The Reality of Donald Trump’s Presidency
By Manuela Domingos
On November 4th, 2016, I got into my car, drove into the inner city, and casted my ballot for the presidential election.
This was my first time being an active voter since I arrived to the country about a decade ago.
Eight years ago, around this time, I recall a middle school me staring wide-eyed at a small T.V. screen, watching the news anchor announce Barack Obama as the president of the United States.
At that time, I wasn’t fully knowledgeable on such things as the electoral college or “right-wing” and “left-wing” supporters. My naivety painted pictures of the executive order taking full control of a helpless nation, without the aid of a system of checks and balances.
Because of this, Obama seemed like superman at the time. He also happened to be the first black president of the United States, which I thought was pretty amazing.
For the past few months, I’ve found myself absorbed in the world of mass media. At my university, I was taking classes in writing, leading my school newspaper, and reading the news daily.
I quickly became aware of the rhetoric spewed from both parties during the race to presidency.
I was particularly surprised at the upfront, controversial stance Trump took during his entire campaign. Specifically, his commentary on Muslims, disabled people, women, and his admittance to sexually degrading actions against women.
I thought to myself, although this was such a disastrous road to presidency—the good ultimately outweighed the bad, and more people would decide on November 8th what was good.
To me, there was no way Trump could hold office after Obama’s administration. There was simply no way that we were able to come so far as a nation only to take several steps back. To me, this purely sounded like a horrendous fictional tale.
On election night, I sat on my bed, my laptop opened to a wide screen, while eyeing the results of the electoral college.
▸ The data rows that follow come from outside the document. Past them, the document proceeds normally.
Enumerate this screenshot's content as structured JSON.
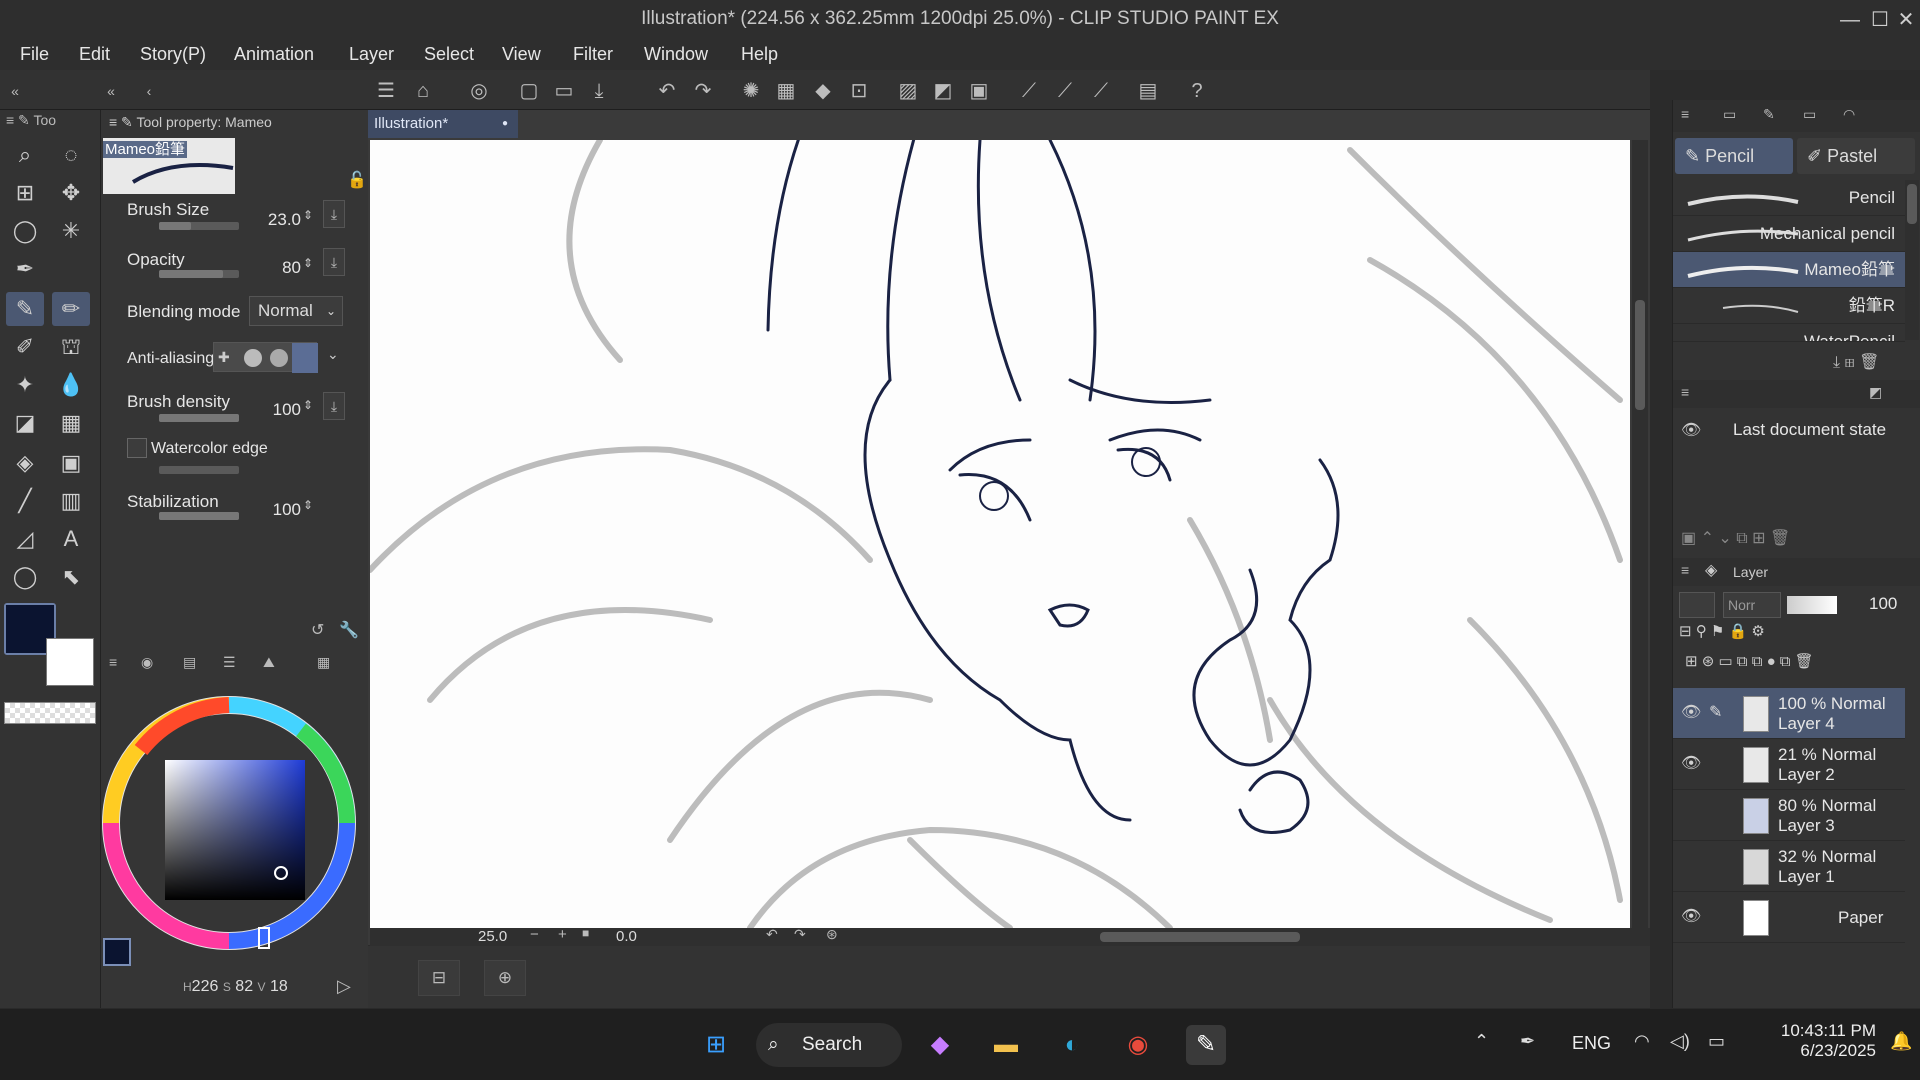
{
  "window": {
    "title": "Illustration* (224.56 x 362.25mm 1200dpi 25.0%) - CLIP STUDIO PAINT EX",
    "minimize": "—",
    "maximize": "☐",
    "close": "✕"
  },
  "menu": [
    "File",
    "Edit",
    "Story(P)",
    "Animation",
    "Layer",
    "Select",
    "View",
    "Filter",
    "Window",
    "Help"
  ],
  "tool_property": {
    "tab_label": "Tool property: Mameo",
    "tool_tab": "Too",
    "brush_name": "Mameo鉛筆",
    "brush_size_label": "Brush Size",
    "brush_size_value": "23.0",
    "opacity_label": "Opacity",
    "opacity_value": "80",
    "blending_label": "Blending mode",
    "blending_value": "Normal",
    "antialias_label": "Anti-aliasing",
    "density_label": "Brush density",
    "density_value": "100",
    "watercolor_label": "Watercolor edge",
    "stabilization_label": "Stabilization",
    "stabilization_value": "100"
  },
  "color": {
    "main": "#0b1430",
    "sub": "#ffffff",
    "h": "226",
    "s": "82",
    "v": "18",
    "h_label": "H",
    "s_label": "S",
    "v_label": "V"
  },
  "document": {
    "tab_label": "Illustration*",
    "zoom": "25.0",
    "rotation": "0.0"
  },
  "brushes": {
    "tabs": [
      "Pencil",
      "Pastel"
    ],
    "items": [
      "Pencil",
      "Mechanical pencil",
      "Mameo鉛筆",
      "鉛筆R",
      "WaterPencil"
    ]
  },
  "history": {
    "item": "Last document state"
  },
  "layers": {
    "tab_label": "Layer",
    "blend_short": "Norr",
    "opacity": "100",
    "items": [
      {
        "line1": "100 % Normal",
        "line2": "Layer 4"
      },
      {
        "line1": "21 % Normal",
        "line2": "Layer 2"
      },
      {
        "line1": "80 % Normal",
        "line2": "Layer 3"
      },
      {
        "line1": "32 % Normal",
        "line2": "Layer 1"
      },
      {
        "line1": "",
        "line2": "Paper"
      }
    ]
  },
  "taskbar": {
    "search": "Search",
    "lang": "ENG",
    "time": "10:43:11 PM",
    "date": "6/23/2025"
  }
}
As updates rushed in about which state each candidate had won, I jumped back and forth from reading status updates on my news feeds to watching the news.
As Trump successfully won expected states, I thought to myself that it was still a little early in the night to panic. When the clock struck midnight, I began to get cold feet.
Remember that one horrendous fictional tale about a misogynistic, xenophobic man actually becoming president?
As time ticked, the possibility of this reality actually began to settle in and take shape. My eyes grew weary, my palms became slightly sweaty, and I decided to shut down and call it a night.
I’d find out in the morning.
I woke up during the wee hours to find out that I was now an active character in that horrendous tale. Somehow, the story had been written and successfully published.
There’s a nation full of pain. There’s also a nation full of happiness. We find ourselves divided over the events of the past few days.
Protests are actively spewing in the streets.
Friends stand shielded against each other behind virtual armors, using their fingers as weapons to type words of hate on their screens.
We divide ourselves through political labels, demoralizing opposing views with words laden with venom, pain, and contempt.
Through the midst of all this, understandably, we hurt.
What makes it even more painful is that we hurt because others don’t understand that pain.
Somehow, we forgot to love and bury our contempt. Somehow, we forgot to see the bigger picture.
Sometimes we need that reminder.
So, here’s my plea to all those that are hurt and understandably angry: I respect your grief, your passion for justice, and your intolerance for hate. Instead of destruction, we must stand in peaceful assembly. Instead of hate, we must love those who are blinded.
It may be too early on to heal, but remember that we will heal.
We can only get stronger from here. We’re stronger together.
Keep up with Manuela by following her on Instagram, @_manuelad